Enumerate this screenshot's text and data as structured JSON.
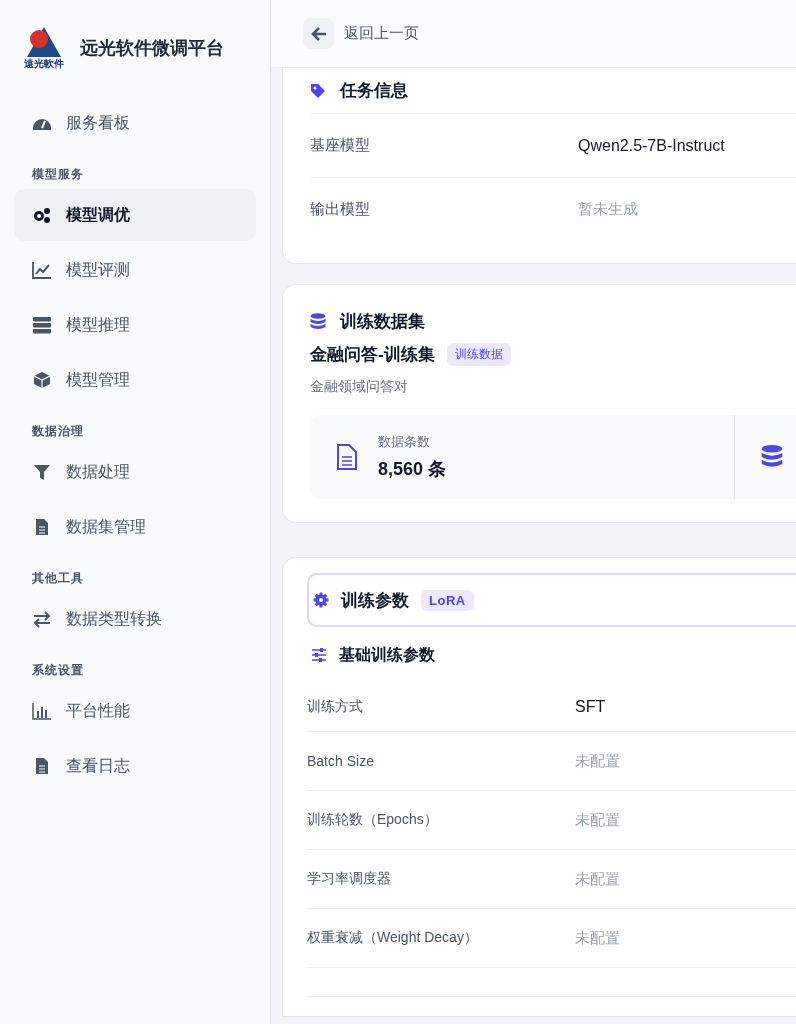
{
  "sidebar": {
    "brand": {
      "logo_text": "遠光軟件",
      "title": "远光软件微调平台"
    },
    "items": [
      {
        "kind": "link",
        "label": "服务看板",
        "selected": false
      },
      {
        "kind": "section",
        "label": "模型服务"
      },
      {
        "kind": "link",
        "label": "模型调优",
        "selected": true
      },
      {
        "kind": "link",
        "label": "模型评测",
        "selected": false
      },
      {
        "kind": "link",
        "label": "模型推理",
        "selected": false
      },
      {
        "kind": "link",
        "label": "模型管理",
        "selected": false
      },
      {
        "kind": "section",
        "label": "数据治理"
      },
      {
        "kind": "link",
        "label": "数据处理",
        "selected": false
      },
      {
        "kind": "link",
        "label": "数据集管理",
        "selected": false
      },
      {
        "kind": "section",
        "label": "其他工具"
      },
      {
        "kind": "link",
        "label": "数据类型转换",
        "selected": false
      },
      {
        "kind": "section",
        "label": "系统设置"
      },
      {
        "kind": "link",
        "label": "平台性能",
        "selected": false
      },
      {
        "kind": "link",
        "label": "查看日志",
        "selected": false
      }
    ]
  },
  "header": {
    "back_label": "返回上一页"
  },
  "task_info": {
    "title": "任务信息",
    "rows": [
      {
        "label": "基座模型",
        "value": "Qwen2.5-7B-Instruct",
        "set": true
      },
      {
        "label": "输出模型",
        "value": "暂未生成",
        "set": false
      }
    ]
  },
  "dataset": {
    "title": "训练数据集",
    "name": "金融问答-训练集",
    "tag": "训练数据",
    "description": "金融领域问答对",
    "stats": [
      {
        "label": "数据条数",
        "value": "8,560 条"
      }
    ]
  },
  "params": {
    "title": "训练参数",
    "badge": "LoRA",
    "section_title": "基础训练参数",
    "rows": [
      {
        "label": "训练方式",
        "value": "SFT",
        "set": true
      },
      {
        "label": "Batch Size",
        "value": "未配置",
        "set": false
      },
      {
        "label": "训练轮数（Epochs）",
        "value": "未配置",
        "set": false
      },
      {
        "label": "学习率调度器",
        "value": "未配置",
        "set": false
      },
      {
        "label": "权重衰减（Weight Decay）",
        "value": "未配置",
        "set": false
      }
    ]
  }
}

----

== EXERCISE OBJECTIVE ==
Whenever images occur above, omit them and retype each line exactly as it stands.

== FINISHED EXERCISE ==
Enumerate this screenshot's text and data as structured JSON.
{
  "sidebar": {
    "brand": {
      "logo_text": "遠光軟件",
      "title": "远光软件微调平台"
    },
    "items": [
      {
        "kind": "link",
        "label": "服务看板",
        "selected": false
      },
      {
        "kind": "section",
        "label": "模型服务"
      },
      {
        "kind": "link",
        "label": "模型调优",
        "selected": true
      },
      {
        "kind": "link",
        "label": "模型评测",
        "selected": false
      },
      {
        "kind": "link",
        "label": "模型推理",
        "selected": false
      },
      {
        "kind": "link",
        "label": "模型管理",
        "selected": false
      },
      {
        "kind": "section",
        "label": "数据治理"
      },
      {
        "kind": "link",
        "label": "数据处理",
        "selected": false
      },
      {
        "kind": "link",
        "label": "数据集管理",
        "selected": false
      },
      {
        "kind": "section",
        "label": "其他工具"
      },
      {
        "kind": "link",
        "label": "数据类型转换",
        "selected": false
      },
      {
        "kind": "section",
        "label": "系统设置"
      },
      {
        "kind": "link",
        "label": "平台性能",
        "selected": false
      },
      {
        "kind": "link",
        "label": "查看日志",
        "selected": false
      }
    ]
  },
  "header": {
    "back_label": "返回上一页"
  },
  "task_info": {
    "title": "任务信息",
    "rows": [
      {
        "label": "基座模型",
        "value": "Qwen2.5-7B-Instruct",
        "set": true
      },
      {
        "label": "输出模型",
        "value": "暂未生成",
        "set": false
      }
    ]
  },
  "dataset": {
    "title": "训练数据集",
    "name": "金融问答-训练集",
    "tag": "训练数据",
    "description": "金融领域问答对",
    "stats": [
      {
        "label": "数据条数",
        "value": "8,560 条"
      }
    ]
  },
  "params": {
    "title": "训练参数",
    "badge": "LoRA",
    "section_title": "基础训练参数",
    "rows": [
      {
        "label": "训练方式",
        "value": "SFT",
        "set": true
      },
      {
        "label": "Batch Size",
        "value": "未配置",
        "set": false
      },
      {
        "label": "训练轮数（Epochs）",
        "value": "未配置",
        "set": false
      },
      {
        "label": "学习率调度器",
        "value": "未配置",
        "set": false
      },
      {
        "label": "权重衰减（Weight Decay）",
        "value": "未配置",
        "set": false
      }
    ]
  }
}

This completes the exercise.